● **WORK REQUEST**
Your answer should consist of the lines in the following data that contain "this".

Web page and app entries:
══════

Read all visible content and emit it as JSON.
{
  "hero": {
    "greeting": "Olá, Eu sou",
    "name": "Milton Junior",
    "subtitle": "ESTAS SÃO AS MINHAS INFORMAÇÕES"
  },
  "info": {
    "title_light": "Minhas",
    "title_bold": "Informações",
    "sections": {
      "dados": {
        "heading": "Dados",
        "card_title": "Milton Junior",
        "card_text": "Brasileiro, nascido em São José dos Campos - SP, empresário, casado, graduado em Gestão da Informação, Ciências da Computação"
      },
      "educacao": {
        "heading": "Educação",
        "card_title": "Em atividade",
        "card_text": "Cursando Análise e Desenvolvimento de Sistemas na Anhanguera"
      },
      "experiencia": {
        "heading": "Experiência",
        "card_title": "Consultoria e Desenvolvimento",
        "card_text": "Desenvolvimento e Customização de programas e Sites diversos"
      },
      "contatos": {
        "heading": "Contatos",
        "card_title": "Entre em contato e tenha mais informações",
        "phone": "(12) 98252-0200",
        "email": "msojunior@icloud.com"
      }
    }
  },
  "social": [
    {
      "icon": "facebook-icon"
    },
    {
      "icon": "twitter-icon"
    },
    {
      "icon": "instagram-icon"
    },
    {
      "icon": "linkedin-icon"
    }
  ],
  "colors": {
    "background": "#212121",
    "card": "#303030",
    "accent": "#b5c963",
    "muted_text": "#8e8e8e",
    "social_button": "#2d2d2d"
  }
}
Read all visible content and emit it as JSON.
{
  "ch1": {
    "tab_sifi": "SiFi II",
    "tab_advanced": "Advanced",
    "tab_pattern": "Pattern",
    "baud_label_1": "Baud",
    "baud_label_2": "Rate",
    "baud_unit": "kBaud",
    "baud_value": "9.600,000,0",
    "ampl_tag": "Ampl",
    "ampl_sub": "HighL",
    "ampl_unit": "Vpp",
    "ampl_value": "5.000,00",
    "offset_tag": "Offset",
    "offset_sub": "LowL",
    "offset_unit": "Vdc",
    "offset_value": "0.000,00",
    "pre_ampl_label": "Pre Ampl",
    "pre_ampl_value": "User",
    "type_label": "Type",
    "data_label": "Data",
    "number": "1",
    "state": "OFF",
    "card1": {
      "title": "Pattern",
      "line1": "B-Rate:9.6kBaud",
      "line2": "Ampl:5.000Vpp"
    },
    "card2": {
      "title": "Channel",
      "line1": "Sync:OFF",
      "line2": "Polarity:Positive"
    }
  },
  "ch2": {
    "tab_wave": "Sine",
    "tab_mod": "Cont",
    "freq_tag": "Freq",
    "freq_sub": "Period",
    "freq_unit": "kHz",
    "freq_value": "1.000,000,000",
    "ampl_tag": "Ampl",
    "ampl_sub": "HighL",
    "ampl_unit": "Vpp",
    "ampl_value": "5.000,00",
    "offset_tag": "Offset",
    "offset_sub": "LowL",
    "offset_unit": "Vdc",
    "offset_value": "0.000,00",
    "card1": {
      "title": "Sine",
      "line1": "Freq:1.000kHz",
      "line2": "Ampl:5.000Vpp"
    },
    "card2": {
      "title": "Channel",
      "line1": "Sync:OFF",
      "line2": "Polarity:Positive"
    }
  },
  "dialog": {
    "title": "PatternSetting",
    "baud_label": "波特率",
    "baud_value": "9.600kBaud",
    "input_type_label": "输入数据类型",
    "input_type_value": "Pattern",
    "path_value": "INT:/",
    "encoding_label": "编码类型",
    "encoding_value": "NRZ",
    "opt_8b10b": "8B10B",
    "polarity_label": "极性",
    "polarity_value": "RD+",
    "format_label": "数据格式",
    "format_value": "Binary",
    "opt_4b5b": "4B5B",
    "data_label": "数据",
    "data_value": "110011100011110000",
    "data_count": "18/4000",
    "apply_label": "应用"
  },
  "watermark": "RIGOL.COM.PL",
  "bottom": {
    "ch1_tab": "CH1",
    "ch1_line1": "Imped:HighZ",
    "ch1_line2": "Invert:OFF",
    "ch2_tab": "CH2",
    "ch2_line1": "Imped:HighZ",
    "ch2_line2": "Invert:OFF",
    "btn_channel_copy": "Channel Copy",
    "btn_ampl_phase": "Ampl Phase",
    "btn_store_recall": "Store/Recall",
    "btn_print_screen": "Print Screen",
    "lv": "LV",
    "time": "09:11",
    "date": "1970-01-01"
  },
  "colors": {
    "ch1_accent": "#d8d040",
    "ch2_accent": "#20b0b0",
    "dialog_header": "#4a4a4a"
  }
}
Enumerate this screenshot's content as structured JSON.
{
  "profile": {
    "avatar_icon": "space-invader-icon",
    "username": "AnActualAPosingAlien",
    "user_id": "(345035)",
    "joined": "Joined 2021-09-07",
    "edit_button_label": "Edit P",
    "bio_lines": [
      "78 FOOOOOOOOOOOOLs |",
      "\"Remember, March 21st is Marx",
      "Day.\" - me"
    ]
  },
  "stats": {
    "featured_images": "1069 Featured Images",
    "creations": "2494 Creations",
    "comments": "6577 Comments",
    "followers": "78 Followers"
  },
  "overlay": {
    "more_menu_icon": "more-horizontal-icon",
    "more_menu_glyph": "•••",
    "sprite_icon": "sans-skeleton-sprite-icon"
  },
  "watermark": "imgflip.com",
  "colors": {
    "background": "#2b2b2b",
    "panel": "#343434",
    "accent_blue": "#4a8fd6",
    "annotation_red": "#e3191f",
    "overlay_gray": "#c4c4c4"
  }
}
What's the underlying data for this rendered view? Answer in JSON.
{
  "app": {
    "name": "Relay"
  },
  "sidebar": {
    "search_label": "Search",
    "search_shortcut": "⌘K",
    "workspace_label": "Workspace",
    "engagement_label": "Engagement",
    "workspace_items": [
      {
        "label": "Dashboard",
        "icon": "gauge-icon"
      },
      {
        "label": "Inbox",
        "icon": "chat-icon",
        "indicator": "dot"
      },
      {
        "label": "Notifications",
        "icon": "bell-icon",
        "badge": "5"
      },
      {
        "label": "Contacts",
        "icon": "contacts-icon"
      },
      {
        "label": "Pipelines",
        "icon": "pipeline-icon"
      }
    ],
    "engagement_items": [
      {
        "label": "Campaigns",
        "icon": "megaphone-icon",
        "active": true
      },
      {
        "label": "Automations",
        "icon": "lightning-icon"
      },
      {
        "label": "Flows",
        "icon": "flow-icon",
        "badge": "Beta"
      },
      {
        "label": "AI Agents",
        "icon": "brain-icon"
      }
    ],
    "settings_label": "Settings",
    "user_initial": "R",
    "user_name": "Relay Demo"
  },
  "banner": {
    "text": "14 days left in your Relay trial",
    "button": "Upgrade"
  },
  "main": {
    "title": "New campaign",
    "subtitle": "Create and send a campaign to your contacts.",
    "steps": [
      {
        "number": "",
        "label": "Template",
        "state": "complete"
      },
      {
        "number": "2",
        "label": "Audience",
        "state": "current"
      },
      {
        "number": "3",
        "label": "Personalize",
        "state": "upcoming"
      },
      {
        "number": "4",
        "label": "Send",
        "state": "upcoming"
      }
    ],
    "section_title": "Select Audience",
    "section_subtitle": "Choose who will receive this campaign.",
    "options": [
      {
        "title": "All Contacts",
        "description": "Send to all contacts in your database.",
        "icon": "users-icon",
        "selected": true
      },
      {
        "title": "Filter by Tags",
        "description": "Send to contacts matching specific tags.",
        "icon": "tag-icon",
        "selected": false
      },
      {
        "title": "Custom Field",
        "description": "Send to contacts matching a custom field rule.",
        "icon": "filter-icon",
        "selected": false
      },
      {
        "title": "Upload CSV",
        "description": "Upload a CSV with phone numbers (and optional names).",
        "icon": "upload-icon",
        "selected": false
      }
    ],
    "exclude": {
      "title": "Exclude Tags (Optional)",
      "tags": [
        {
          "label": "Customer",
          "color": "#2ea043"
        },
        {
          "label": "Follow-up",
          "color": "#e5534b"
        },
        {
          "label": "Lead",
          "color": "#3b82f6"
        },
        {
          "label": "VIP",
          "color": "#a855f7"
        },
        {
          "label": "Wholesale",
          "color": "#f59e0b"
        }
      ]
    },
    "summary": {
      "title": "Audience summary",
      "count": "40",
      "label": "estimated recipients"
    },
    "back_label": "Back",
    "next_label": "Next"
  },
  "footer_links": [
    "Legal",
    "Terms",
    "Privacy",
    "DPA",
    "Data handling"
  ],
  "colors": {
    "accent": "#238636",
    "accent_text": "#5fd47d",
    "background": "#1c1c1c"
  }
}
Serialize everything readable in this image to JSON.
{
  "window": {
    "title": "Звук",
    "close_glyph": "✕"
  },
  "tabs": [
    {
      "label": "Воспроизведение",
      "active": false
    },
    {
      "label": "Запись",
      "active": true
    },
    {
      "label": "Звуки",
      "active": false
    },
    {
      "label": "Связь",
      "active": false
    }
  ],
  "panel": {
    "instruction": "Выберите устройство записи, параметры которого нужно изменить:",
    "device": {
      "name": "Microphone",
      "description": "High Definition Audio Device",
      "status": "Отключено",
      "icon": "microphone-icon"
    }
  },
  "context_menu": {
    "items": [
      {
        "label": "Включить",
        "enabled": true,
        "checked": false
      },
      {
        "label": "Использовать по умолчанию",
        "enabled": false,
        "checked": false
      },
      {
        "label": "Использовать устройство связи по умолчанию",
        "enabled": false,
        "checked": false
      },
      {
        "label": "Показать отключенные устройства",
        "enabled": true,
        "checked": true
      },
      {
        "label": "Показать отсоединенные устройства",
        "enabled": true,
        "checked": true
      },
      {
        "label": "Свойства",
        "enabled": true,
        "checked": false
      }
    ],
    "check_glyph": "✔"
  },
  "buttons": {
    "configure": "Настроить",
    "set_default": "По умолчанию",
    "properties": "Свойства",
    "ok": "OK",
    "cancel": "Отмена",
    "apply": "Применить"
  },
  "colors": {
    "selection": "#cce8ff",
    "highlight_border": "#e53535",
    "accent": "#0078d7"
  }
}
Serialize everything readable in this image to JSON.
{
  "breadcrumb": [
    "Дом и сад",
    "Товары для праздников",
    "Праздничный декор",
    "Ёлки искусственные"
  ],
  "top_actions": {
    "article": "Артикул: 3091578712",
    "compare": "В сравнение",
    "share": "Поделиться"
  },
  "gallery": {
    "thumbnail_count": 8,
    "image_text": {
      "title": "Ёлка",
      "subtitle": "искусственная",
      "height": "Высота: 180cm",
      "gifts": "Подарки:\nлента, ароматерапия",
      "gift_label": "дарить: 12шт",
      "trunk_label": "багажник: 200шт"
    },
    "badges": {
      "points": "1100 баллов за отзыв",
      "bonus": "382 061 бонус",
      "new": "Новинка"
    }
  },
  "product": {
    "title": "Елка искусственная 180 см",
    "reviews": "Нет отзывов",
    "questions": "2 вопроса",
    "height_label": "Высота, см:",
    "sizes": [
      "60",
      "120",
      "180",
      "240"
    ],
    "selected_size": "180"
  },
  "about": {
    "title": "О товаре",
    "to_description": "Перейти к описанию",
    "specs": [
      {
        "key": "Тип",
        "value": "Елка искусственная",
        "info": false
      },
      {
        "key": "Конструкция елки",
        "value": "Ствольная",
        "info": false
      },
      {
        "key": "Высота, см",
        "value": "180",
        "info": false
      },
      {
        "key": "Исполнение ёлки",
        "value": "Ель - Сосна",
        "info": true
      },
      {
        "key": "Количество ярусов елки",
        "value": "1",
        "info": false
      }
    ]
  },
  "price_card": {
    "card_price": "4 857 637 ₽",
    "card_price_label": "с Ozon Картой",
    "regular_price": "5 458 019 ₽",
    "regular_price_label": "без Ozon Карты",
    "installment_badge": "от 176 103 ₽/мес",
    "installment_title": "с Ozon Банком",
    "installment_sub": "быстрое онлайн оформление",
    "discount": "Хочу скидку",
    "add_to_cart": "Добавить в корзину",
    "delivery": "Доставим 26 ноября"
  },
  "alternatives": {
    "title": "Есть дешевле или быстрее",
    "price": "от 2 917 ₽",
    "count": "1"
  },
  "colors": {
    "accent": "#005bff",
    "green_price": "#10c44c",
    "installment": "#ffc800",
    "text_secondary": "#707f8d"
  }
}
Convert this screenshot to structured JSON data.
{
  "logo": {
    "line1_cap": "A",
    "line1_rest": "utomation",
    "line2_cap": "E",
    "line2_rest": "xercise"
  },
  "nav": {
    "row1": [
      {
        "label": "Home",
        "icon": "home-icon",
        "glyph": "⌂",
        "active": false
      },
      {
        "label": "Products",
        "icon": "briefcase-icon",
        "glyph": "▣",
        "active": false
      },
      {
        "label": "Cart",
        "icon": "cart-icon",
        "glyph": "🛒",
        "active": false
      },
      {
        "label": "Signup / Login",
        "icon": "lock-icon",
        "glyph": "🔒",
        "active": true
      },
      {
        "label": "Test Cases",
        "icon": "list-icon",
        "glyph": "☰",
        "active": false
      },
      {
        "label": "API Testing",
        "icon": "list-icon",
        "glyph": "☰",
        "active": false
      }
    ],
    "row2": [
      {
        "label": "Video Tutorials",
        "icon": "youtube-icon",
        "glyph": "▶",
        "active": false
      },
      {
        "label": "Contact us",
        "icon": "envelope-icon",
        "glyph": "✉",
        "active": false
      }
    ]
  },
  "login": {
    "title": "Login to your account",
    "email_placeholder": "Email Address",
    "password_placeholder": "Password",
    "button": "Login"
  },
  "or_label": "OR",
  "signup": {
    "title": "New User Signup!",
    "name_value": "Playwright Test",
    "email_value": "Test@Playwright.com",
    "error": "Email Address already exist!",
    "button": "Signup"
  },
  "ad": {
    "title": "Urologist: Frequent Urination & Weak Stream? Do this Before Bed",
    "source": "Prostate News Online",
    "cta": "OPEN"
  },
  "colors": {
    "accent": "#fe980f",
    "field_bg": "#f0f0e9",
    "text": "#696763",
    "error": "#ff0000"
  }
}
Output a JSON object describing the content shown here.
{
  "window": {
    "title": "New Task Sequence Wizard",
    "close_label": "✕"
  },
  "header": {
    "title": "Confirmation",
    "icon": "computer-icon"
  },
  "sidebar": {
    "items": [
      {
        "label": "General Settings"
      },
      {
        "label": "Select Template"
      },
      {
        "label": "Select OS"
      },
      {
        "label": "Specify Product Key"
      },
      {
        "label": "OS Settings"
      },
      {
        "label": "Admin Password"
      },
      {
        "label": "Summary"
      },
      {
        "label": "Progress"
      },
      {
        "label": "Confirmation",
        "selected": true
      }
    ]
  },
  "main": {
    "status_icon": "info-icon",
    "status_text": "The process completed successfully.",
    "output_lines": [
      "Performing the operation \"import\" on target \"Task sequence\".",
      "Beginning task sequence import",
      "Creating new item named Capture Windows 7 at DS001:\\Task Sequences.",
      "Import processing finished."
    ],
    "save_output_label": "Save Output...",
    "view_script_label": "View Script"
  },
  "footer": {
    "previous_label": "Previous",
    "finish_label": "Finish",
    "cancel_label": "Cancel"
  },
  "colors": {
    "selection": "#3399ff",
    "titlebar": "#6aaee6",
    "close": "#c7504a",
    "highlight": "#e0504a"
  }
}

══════

● **YOUR RESPONSE**
Enumerate this screenshot's content as structured JSON.
What's the underlying data for this rendered view? Answer in JSON.
    "section_subtitle": "Choose who will receive this campaign.",
Serialize everything readable in this image to JSON.
Serialize everything readable in this image to JSON.
Convert this screenshot to structured JSON data.
    "title": "Urologist: Frequent Urination & Weak Stream? Do this Before Bed",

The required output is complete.